US blasts SADC Summit on Zimbabwe

Washington – The US said on Monday it is "very disappointed" at the outcome of a summit to carry out a power-sharing deal between Zimbabwean President Robert Mugabe and his rival Morgan Tsvangirai.

State Department deputy spokesperson Robert Wood told reporters that a proposal at a summit of the 15-nation Southern African Development Community (SADC) only served to reinforce Mugabe’s grip on power.

Wood said the US government is "very disappointed by the outcome of the discussions on Zimbabwe at the SADC summit" in Johannesburg.

"This proposal that was put forth to share the home affairs ministry, to us, is just another example of the Mugabe regime’s attempt to subvert the will of the Zimbabwean people," Wood said.

Under the unity accord signed on September 15 in Harare, 84-year-old Mugabe would remain as president while his Tsvangirai, leader of the main opposition Movement for Democratic Change, would become prime minister.

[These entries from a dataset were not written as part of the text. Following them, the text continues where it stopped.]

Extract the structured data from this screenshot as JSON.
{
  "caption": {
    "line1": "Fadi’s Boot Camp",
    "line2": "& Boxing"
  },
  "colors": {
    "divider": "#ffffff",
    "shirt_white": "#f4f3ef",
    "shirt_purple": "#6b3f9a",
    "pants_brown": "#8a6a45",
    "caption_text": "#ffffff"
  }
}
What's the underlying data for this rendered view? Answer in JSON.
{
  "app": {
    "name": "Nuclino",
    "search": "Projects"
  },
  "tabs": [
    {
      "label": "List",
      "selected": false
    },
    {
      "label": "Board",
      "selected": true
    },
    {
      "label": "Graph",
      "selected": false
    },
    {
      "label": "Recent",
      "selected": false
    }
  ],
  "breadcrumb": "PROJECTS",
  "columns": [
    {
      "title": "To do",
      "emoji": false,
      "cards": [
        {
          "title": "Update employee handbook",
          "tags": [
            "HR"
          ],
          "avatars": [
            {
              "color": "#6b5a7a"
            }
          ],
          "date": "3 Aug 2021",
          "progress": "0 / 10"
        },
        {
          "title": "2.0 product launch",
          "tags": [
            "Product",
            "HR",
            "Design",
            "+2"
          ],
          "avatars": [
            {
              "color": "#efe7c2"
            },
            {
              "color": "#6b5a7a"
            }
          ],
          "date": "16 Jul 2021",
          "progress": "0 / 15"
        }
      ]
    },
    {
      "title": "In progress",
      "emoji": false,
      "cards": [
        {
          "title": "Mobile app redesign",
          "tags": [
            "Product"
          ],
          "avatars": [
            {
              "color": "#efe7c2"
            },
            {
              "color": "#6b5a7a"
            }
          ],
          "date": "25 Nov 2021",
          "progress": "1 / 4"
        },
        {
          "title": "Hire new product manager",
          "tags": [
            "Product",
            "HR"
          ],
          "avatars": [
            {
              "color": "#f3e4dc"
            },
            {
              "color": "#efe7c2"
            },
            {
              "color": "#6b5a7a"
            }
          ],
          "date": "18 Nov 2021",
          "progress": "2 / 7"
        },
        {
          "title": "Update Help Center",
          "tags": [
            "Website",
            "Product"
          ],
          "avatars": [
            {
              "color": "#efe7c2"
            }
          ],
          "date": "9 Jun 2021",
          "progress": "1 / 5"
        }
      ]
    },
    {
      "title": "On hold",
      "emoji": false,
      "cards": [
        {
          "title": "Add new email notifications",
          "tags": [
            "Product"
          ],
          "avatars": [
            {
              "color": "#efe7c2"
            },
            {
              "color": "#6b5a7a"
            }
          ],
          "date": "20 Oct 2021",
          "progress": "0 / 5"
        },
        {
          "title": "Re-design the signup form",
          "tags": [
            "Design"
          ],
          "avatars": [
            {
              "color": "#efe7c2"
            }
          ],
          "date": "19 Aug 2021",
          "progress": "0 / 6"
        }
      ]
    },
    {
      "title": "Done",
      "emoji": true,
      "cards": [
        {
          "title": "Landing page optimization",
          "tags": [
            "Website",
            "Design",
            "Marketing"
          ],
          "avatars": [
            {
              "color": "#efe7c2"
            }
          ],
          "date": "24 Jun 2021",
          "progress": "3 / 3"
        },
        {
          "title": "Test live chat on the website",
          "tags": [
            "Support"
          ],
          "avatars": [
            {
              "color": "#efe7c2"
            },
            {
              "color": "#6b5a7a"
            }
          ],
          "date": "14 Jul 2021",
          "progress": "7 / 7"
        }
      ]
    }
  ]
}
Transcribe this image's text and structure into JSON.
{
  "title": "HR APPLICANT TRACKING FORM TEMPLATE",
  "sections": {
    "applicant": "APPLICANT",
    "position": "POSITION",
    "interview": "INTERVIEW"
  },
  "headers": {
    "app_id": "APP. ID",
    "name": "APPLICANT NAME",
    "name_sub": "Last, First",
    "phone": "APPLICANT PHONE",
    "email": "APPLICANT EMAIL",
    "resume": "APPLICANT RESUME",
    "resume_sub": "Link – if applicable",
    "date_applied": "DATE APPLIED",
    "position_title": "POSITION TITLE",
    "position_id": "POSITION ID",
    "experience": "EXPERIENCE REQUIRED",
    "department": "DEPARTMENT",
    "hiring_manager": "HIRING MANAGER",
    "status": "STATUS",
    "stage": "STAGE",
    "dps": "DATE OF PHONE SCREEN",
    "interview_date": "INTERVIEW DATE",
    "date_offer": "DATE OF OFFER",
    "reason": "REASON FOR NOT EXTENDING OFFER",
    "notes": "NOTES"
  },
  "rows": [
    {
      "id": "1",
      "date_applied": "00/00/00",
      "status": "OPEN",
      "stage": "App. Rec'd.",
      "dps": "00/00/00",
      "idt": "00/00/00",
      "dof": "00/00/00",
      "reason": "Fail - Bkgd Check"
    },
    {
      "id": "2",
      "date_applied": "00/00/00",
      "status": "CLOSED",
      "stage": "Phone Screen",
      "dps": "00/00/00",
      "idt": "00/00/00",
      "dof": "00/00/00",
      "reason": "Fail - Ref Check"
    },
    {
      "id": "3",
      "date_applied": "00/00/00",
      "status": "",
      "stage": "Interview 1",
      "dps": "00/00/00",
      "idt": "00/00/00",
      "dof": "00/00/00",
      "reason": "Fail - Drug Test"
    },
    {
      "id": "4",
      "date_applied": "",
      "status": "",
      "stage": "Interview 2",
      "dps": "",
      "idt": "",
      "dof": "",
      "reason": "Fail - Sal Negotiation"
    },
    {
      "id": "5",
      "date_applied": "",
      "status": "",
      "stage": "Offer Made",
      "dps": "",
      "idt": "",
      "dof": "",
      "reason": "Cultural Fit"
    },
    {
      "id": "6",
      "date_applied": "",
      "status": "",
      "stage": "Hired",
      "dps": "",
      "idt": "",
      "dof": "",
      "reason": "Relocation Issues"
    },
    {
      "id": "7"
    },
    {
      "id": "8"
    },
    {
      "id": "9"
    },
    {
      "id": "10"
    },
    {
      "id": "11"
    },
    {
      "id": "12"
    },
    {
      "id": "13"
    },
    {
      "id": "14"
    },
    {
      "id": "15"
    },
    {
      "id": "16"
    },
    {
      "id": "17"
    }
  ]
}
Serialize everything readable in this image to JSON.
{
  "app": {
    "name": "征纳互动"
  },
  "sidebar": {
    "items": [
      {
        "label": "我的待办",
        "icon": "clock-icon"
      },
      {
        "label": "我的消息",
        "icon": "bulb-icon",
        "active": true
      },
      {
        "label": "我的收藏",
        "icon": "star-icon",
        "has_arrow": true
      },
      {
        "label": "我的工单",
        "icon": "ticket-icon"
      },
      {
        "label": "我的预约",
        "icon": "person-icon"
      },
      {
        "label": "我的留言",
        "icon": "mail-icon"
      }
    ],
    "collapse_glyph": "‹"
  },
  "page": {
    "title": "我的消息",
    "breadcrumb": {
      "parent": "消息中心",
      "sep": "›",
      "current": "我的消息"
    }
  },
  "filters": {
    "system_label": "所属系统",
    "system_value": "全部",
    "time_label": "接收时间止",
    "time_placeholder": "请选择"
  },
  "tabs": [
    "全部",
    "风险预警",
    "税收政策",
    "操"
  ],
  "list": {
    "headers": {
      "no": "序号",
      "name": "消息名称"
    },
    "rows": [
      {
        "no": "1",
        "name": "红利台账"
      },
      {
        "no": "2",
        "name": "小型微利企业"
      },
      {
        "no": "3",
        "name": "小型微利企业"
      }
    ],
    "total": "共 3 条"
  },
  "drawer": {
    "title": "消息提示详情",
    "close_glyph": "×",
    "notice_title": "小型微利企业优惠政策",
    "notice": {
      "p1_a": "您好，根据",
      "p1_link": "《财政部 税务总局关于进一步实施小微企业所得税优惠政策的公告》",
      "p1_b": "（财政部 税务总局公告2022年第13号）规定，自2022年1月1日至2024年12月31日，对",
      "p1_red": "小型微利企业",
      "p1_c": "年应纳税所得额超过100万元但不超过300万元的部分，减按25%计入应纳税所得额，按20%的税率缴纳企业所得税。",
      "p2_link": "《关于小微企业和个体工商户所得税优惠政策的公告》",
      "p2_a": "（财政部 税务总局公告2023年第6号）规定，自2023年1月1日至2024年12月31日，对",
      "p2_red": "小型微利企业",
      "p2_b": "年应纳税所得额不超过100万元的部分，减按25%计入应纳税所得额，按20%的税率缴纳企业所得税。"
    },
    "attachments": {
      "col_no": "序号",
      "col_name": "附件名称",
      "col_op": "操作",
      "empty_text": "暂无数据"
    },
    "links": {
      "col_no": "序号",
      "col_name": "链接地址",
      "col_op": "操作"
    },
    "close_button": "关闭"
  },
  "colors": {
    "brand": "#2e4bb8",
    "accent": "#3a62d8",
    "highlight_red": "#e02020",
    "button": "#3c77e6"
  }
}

However, the long-awaited deal has stagnated over the share out of key ministries, particularly the home affairs ministry which runs the police.

The SADC has proposed co-sharing the home affairs ministry between the ruling Zanu-PF and Tsvangirai’s MDC as a way out of the deadlock, at least for a trial period of six months.

Power sharing

But Tsvangirai, who defeated Mugabe in the first-round of the presidential election in March, rejected their proposal as unworkable.

Asked if he believed Tsvangirai was cooperating, Wood replied: "I think you can understand his position right now.

"This is supposed to be power sharing. This example of trying to share the home affairs ministry … doesn’t reflect the will of what the Zimbabweans voted for," Wood said.

"What we want to see is true, substantive power-sharing negotiations so that they can agree on a cabinet so that Zimbabweans can feel they have a future," the deputy spokesperson added.

Asked if it was time for more sanctions against Harare, Wood replied: "I’m not going to say it’s time at this point.

"We obviously want to have further discussions with our partners and see if that is a route we want to pursue," he said.

"But if he (Mugabe) continues to subvert the will of the people, then we will have to look at additional measures," he added. – AFP